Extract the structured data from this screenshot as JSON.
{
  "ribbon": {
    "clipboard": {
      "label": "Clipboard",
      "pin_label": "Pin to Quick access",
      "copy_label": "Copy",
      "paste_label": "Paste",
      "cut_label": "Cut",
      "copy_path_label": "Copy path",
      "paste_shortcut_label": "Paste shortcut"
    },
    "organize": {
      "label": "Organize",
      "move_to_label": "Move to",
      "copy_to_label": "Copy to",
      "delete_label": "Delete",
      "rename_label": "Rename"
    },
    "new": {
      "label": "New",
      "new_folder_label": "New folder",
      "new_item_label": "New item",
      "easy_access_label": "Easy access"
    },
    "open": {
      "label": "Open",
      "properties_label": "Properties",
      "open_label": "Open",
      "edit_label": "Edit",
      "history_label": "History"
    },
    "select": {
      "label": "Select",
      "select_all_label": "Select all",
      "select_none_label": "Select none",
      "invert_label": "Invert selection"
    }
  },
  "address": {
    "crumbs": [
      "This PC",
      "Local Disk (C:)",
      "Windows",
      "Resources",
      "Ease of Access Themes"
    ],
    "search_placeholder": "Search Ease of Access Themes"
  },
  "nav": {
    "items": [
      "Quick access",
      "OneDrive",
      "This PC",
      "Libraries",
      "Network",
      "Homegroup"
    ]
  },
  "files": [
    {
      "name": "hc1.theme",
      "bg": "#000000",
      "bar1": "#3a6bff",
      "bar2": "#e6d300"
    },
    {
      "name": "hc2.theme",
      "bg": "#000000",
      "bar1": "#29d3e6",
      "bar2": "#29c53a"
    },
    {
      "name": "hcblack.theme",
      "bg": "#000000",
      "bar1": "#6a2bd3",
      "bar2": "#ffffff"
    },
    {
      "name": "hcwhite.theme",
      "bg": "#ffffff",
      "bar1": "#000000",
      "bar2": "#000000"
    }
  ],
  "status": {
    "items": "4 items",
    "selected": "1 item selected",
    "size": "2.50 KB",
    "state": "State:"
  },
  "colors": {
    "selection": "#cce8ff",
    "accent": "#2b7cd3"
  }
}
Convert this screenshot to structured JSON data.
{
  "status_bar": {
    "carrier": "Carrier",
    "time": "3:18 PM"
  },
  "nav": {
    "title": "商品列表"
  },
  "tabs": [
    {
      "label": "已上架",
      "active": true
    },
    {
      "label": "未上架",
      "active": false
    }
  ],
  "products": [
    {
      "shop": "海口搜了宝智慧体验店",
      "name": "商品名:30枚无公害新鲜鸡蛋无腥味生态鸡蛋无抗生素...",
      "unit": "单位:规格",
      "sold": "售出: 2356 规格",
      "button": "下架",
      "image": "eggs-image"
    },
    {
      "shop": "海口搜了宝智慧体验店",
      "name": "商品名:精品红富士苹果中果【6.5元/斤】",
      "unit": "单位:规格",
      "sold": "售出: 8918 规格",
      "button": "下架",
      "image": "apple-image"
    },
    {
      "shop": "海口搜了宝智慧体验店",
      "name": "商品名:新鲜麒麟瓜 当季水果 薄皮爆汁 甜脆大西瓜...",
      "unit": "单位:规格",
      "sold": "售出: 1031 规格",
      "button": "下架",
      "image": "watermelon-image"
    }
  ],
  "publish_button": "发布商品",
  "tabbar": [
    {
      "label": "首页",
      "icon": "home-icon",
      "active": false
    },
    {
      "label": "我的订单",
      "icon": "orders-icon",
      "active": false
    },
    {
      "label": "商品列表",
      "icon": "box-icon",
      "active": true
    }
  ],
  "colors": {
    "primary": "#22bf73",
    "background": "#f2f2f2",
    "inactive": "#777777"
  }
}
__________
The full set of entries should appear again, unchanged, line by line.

* [RESULT FOR THIS EXERCISE]
Extract the structured data from this screenshot as JSON.
{
  "ribbon": {
    "clipboard": {
      "label": "Clipboard",
      "pin_label": "Pin to Quick access",
      "copy_label": "Copy",
      "paste_label": "Paste",
      "cut_label": "Cut",
      "copy_path_label": "Copy path",
      "paste_shortcut_label": "Paste shortcut"
    },
    "organize": {
      "label": "Organize",
      "move_to_label": "Move to",
      "copy_to_label": "Copy to",
      "delete_label": "Delete",
      "rename_label": "Rename"
    },
    "new": {
      "label": "New",
      "new_folder_label": "New folder",
      "new_item_label": "New item",
      "easy_access_label": "Easy access"
    },
    "open": {
      "label": "Open",
      "properties_label": "Properties",
      "open_label": "Open",
      "edit_label": "Edit",
      "history_label": "History"
    },
    "select": {
      "label": "Select",
      "select_all_label": "Select all",
      "select_none_label": "Select none",
      "invert_label": "Invert selection"
    }
  },
  "address": {
    "crumbs": [
      "This PC",
      "Local Disk (C:)",
      "Windows",
      "Resources",
      "Ease of Access Themes"
    ],
    "search_placeholder": "Search Ease of Access Themes"
  },
  "nav": {
    "items": [
      "Quick access",
      "OneDrive",
      "This PC",
      "Libraries",
      "Network",
      "Homegroup"
    ]
  },
  "files": [
    {
      "name": "hc1.theme",
      "bg": "#000000",
      "bar1": "#3a6bff",
      "bar2": "#e6d300"
    },
    {
      "name": "hc2.theme",
      "bg": "#000000",
      "bar1": "#29d3e6",
      "bar2": "#29c53a"
    },
    {
      "name": "hcblack.theme",
      "bg": "#000000",
      "bar1": "#6a2bd3",
      "bar2": "#ffffff"
    },
    {
      "name": "hcwhite.theme",
      "bg": "#ffffff",
      "bar1": "#000000",
      "bar2": "#000000"
    }
  ],
  "status": {
    "items": "4 items",
    "selected": "1 item selected",
    "size": "2.50 KB",
    "state": "State:"
  },
  "colors": {
    "selection": "#cce8ff",
    "accent": "#2b7cd3"
  }
}
Convert this screenshot to structured JSON data.
{
  "status_bar": {
    "carrier": "Carrier",
    "time": "3:18 PM"
  },
  "nav": {
    "title": "商品列表"
  },
  "tabs": [
    {
      "label": "已上架",
      "active": true
    },
    {
      "label": "未上架",
      "active": false
    }
  ],
  "products": [
    {
      "shop": "海口搜了宝智慧体验店",
      "name": "商品名:30枚无公害新鲜鸡蛋无腥味生态鸡蛋无抗生素...",
      "unit": "单位:规格",
      "sold": "售出: 2356 规格",
      "button": "下架",
      "image": "eggs-image"
    },
    {
      "shop": "海口搜了宝智慧体验店",
      "name": "商品名:精品红富士苹果中果【6.5元/斤】",
      "unit": "单位:规格",
      "sold": "售出: 8918 规格",
      "button": "下架",
      "image": "apple-image"
    },
    {
      "shop": "海口搜了宝智慧体验店",
      "name": "商品名:新鲜麒麟瓜 当季水果 薄皮爆汁 甜脆大西瓜...",
      "unit": "单位:规格",
      "sold": "售出: 1031 规格",
      "button": "下架",
      "image": "watermelon-image"
    }
  ],
  "publish_button": "发布商品",
  "tabbar": [
    {
      "label": "首页",
      "icon": "home-icon",
      "active": false
    },
    {
      "label": "我的订单",
      "icon": "orders-icon",
      "active": false
    },
    {
      "label": "商品列表",
      "icon": "box-icon",
      "active": true
    }
  ],
  "colors": {
    "primary": "#22bf73",
    "background": "#f2f2f2",
    "inactive": "#777777"
  }
}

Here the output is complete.